“We have a certain area that we go,” Somerville said. “We don’t go too far, but far enough to where every student gets a way home, no matter what.”

However, students who live outside the program’s boundaries are out of luck. Sammi Ryan, a senior psychology major who lives off campus, said she frequently feels unsafe walking home from Hillman.

“I carry my keys in my hand. They aren’t very sharp but I still carry them,” Ryan said in an email. “It’s not advisable to to be alone at Hillman this late at night, but it’s the only way to get work done.”

Ryan said it would have been nice to have the walking escort program available when she lived in a campus residence hall.

Regarding options for students in off-campus housing who feel unsafe on their commutes home, Katie Pope, the Title IX Coordinator at Pitt, said students should take advantage of the shuttle services if possible.

There are two shuttle stops on either side of Bigelow Boulevard, less than a block away from Hillman Library. This includes the 10A upper campus shuttle that runs every day of the week until 3:45 a.m., as well as various shuttles that go off campus. However, some of the shuttles that go off campus don’t run on weekends or during the middle of the night.

In situations where people are actively facing violence or sexual misconduct, Pope said, students can bring those issues to various campus resources.

“If a person has a particular safety concern, they should talk to the police or they should come in and talk to our office or Student Affairs,” Pope said. “We can sometimes work with the police to help set up escorts and things like that for them.”

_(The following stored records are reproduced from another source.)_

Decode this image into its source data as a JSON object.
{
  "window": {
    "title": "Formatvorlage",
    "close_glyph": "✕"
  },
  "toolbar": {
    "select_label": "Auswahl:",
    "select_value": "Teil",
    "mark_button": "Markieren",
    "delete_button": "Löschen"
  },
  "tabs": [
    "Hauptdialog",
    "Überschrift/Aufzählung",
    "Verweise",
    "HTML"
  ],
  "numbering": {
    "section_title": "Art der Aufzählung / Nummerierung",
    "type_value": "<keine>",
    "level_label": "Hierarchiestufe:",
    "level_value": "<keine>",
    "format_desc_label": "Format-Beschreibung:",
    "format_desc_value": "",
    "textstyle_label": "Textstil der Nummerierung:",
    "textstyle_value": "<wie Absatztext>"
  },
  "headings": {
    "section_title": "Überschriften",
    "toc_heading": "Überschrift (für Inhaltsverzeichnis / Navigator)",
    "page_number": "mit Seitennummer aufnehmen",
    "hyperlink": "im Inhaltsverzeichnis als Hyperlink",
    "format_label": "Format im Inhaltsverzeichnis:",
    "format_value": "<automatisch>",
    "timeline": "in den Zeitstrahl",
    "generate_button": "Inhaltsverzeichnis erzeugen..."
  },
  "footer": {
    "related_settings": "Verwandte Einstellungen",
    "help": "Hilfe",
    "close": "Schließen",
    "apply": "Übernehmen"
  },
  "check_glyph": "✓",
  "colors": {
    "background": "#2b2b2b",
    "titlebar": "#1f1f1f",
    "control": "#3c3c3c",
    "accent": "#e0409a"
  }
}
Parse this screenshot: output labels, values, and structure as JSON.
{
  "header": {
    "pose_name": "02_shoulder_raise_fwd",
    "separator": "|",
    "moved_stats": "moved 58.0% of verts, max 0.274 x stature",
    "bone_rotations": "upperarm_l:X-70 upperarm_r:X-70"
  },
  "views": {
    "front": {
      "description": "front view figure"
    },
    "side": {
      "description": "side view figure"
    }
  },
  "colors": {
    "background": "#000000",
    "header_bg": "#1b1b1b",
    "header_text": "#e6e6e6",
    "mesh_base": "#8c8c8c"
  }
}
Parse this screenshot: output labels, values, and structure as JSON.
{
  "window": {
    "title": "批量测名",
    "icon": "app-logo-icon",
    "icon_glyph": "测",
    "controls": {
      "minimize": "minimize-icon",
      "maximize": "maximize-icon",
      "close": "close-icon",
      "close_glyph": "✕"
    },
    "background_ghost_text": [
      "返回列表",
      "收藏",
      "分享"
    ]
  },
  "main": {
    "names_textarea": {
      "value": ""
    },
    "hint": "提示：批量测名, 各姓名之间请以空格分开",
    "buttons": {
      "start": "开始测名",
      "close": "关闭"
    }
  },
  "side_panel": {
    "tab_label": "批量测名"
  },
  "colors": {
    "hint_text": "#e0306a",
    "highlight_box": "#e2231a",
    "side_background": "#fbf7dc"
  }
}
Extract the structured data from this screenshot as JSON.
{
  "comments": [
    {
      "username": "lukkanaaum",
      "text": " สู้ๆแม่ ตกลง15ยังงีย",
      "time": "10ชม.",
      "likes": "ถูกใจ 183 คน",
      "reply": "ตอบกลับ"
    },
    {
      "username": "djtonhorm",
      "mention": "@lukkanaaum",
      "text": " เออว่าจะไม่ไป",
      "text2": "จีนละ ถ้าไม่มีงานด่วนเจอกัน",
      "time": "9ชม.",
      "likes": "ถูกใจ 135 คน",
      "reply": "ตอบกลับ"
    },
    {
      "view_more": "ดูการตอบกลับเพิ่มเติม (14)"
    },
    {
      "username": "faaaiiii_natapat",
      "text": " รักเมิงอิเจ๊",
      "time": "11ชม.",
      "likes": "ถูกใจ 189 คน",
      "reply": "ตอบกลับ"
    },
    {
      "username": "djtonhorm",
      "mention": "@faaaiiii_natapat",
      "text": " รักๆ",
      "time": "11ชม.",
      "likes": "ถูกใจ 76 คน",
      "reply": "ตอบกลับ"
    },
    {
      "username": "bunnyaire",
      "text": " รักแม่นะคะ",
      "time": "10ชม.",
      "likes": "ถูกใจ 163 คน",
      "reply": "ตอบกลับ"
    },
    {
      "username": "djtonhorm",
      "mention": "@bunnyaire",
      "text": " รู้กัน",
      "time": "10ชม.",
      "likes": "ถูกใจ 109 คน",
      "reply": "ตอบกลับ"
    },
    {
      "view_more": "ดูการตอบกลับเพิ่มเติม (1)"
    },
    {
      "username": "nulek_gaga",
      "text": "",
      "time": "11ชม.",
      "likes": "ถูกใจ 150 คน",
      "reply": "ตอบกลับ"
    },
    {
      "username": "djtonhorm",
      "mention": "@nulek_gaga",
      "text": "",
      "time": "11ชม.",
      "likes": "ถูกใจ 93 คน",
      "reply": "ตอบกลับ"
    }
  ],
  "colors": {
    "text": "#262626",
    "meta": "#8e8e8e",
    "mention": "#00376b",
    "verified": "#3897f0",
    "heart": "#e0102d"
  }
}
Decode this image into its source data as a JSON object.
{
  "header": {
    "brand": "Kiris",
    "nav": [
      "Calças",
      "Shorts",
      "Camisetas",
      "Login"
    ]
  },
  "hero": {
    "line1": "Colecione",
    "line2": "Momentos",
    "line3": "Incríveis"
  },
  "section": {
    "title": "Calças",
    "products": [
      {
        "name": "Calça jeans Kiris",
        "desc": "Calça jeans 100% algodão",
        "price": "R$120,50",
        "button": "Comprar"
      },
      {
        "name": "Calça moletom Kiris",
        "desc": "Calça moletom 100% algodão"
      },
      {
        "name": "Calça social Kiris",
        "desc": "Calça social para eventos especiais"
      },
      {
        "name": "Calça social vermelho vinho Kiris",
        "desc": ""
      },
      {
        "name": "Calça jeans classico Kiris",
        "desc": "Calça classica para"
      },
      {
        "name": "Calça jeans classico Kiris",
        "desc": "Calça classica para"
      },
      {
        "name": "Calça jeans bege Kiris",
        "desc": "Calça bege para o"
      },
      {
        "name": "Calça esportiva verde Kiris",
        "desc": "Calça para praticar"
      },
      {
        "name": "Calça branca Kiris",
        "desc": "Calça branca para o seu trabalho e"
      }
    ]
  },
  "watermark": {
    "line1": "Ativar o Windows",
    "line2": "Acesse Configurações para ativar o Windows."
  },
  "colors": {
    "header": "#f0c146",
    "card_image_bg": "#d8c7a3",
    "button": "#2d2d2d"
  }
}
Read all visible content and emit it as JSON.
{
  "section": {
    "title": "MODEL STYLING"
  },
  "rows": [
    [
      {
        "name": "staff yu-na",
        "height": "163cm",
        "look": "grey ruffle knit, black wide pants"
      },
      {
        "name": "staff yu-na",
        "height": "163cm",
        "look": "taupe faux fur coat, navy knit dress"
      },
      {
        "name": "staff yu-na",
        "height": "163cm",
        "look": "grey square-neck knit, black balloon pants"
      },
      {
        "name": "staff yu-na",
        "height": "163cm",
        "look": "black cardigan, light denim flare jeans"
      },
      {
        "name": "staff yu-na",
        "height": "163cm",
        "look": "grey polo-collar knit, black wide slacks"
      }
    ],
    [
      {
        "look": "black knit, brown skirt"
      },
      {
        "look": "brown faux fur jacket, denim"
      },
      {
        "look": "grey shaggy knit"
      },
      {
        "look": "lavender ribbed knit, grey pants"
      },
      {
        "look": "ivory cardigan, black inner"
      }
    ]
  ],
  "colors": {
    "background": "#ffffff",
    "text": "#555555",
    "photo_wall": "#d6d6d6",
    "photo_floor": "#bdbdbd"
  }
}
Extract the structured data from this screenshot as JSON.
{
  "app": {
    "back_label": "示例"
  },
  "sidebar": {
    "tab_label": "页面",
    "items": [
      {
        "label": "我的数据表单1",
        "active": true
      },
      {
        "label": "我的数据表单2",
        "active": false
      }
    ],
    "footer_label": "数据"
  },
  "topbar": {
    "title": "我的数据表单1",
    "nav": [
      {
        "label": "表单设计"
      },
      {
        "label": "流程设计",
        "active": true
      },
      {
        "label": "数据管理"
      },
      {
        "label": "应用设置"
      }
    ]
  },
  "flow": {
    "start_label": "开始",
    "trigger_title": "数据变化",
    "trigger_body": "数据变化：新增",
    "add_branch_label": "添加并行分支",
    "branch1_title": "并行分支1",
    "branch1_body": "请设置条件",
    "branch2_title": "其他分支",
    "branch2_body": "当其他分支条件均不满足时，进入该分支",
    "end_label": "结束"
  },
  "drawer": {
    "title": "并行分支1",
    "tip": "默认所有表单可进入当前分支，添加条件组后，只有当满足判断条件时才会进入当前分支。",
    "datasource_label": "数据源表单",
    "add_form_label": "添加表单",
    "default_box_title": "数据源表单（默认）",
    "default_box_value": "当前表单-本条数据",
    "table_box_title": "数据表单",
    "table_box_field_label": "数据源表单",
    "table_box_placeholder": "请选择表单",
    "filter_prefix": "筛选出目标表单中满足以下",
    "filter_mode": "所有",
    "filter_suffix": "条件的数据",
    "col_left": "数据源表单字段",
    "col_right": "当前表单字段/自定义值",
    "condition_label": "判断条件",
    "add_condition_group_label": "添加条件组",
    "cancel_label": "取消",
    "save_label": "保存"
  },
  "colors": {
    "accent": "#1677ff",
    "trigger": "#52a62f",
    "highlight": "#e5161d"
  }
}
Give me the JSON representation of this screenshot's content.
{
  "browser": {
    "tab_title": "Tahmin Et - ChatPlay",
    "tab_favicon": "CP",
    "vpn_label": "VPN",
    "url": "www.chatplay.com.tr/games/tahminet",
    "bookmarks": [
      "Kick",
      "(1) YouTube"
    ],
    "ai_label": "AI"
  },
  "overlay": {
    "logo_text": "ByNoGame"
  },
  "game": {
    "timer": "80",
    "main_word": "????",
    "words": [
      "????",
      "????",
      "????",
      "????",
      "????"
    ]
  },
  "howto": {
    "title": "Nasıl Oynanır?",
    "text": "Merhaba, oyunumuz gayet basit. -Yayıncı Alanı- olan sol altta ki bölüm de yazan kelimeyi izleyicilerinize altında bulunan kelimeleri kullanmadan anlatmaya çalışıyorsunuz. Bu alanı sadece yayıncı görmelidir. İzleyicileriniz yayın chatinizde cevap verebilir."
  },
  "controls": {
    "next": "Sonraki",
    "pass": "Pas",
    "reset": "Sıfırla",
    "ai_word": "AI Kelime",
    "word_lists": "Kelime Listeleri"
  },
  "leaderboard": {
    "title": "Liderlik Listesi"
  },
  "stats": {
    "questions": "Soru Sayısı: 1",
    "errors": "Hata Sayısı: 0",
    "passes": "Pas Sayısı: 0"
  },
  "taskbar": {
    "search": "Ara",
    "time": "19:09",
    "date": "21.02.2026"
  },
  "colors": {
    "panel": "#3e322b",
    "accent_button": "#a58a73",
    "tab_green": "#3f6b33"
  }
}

Integrated Security Commander Shawn Ellies, who oversees the program, said that very few students have actually utilized the walking escorts so far. Ellies said he believes participation is low right now because many students don’t use the library until the third week of classes. He added that other universities with similar initiatives have a large number of students using such programs and he expects similar results at Pitt.

Unger said they are still working on getting the word out to all students. Two slides about the initiative were added to the residence halls’ presentations during Welcome Week meetings, and she is looking into more ways to advertise the program.

“We had it posted on Student Affairs’ website,” Unger said. “We’ll be ordering business cards for it to have it available at various information desks across campus.”

Even if few students choose to take advantage of the program, Unger said that the program should still be available as a resource to students.

“If it makes one person feel safe when they’re walking home, the program did its job,” Unger said.